Secretary of Homeland Security Janet Napolitano pledged to hold BP accountable for the clean up.
“We are going to do everything we can to protect this land and protect these Parishes and that claims are paid, the oil well is sealed and this area comes back.”
Louisiana Governor Bobby Jindal emerged from a meeting with Napolitano and Secretary of the Interior Ken Salazar describing it as "good," "direct," "frank talks." Over the weekend Jindal said the federal government and BP have been slow to lay down protective booms and to dispatch vessels to combat the spill. So far, more than 65 miles of Louisiana's shoreline have been affected by oil.
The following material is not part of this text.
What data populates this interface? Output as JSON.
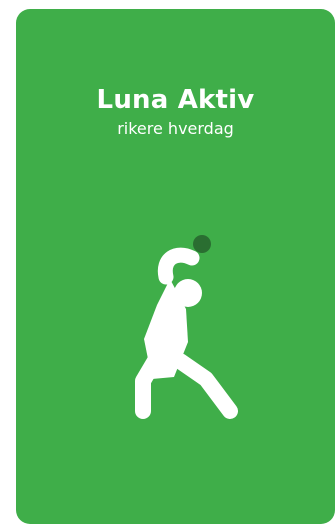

"For anyone who has seen this damage, or seen the impact of this oil first hand, you know that what we've been saying is true, this oil not only threatens our coast and our wetlands, this oil fundamentally threatens our way of life here in south Louisiana."
Now, a grassroots effort is being organized to independently monitor the spill. Local residents are using interactive mapping to document the damage.
To learn more, we're joined by Mariko Toyoji, a Research Associate with Louisiana Bucket Brigade. She joins us from New Orleans.